As I bounced between social responsibilities, work, and personal responsibilities, I spent some time over in the Wikipedia this week.
I guess part of it is just a sense of duty. I use a lot of GPL software and expect to be tapping the public domain very soon for some upcoming projects. I’m not in a position yet to contribute anything back to the public domain.

But I get extremely annoyed at companies like Disney that see the public domain just as something to be appropriated without ever putting anything back into the pool that benefited them.

I can’t program, and at the moment all of my intellectual property is tied up by the rights of others. But I can write. And the Wikipedia has holes. My knowledge can fill in some of those holes.

So I would encourage anyone who has benefitted from GPL software (and if you use the Web, you’ve used Linux and benefitted from it, even if you’re a Windows-only kind of guy or gal) to head over to the Wikipedia and take a look around. Punch something into its search engine to see if you know anything it doesn’t know about. That even means useless trivia. Punch in your favorite sports team or your favorite band. If nothing comes up, add it. I find the Wikipedia to be strong on current events and current pop culture, and strong on things like presidential history where there are government documents in the public domain that can be appropriated, but not so strong on recent history.

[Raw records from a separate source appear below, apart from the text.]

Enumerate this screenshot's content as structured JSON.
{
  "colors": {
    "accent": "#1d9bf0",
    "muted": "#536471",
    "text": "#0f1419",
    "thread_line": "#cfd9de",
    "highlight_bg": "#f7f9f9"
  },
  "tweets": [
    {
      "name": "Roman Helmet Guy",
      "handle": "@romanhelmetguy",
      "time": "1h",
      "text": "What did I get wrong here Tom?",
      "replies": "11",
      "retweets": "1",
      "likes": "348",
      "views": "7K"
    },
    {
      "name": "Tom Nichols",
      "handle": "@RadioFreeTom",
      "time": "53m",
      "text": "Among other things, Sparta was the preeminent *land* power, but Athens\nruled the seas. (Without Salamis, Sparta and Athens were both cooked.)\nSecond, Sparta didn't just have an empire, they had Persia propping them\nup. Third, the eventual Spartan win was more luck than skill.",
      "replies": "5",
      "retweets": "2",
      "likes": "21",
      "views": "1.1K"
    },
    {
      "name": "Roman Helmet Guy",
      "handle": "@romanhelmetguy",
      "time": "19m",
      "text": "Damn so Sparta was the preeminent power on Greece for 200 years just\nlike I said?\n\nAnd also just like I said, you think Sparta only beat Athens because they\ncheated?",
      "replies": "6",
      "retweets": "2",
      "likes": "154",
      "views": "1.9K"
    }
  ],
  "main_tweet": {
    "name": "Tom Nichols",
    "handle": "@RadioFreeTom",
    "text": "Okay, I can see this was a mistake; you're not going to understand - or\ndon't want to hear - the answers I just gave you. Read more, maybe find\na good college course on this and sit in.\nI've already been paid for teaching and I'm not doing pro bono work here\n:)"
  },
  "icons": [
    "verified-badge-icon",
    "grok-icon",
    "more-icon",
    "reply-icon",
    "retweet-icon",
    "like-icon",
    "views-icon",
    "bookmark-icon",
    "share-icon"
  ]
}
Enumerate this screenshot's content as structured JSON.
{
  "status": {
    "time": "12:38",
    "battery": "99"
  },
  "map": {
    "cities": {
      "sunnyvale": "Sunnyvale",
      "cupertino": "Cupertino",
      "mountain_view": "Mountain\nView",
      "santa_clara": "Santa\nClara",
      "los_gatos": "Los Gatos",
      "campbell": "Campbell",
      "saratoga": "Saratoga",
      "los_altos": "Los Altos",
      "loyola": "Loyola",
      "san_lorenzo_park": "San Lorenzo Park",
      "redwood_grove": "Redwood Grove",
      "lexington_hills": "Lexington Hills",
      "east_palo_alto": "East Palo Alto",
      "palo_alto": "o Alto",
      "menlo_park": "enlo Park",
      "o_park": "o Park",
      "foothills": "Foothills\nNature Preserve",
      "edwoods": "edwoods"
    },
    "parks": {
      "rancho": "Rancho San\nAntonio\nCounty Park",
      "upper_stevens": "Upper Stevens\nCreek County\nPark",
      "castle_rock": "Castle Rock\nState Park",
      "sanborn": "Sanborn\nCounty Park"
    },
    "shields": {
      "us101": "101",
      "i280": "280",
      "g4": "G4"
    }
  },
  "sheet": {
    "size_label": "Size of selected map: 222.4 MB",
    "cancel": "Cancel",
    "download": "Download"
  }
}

Many wikipedia articles are elaborately written. I spent a couple of hours this morning researching and writing an entry on my great-grandfather’s boss, Mark Hanna. I’m sure even more work went into some of the others.

But if you’re old enough to remember encyclopedias that were printed on paper, you’ll remember that some encyclopedia articles gave little more information than your typical dictionary: Dates of birth and death and one notable achievement. On the Web, where storage space is unlimited and there’s no reason not to go into a fair amount of depth, these articles aren’t ideal. But they’re better than nothing. Someone else is more likely to expand on something that already exists than to create it.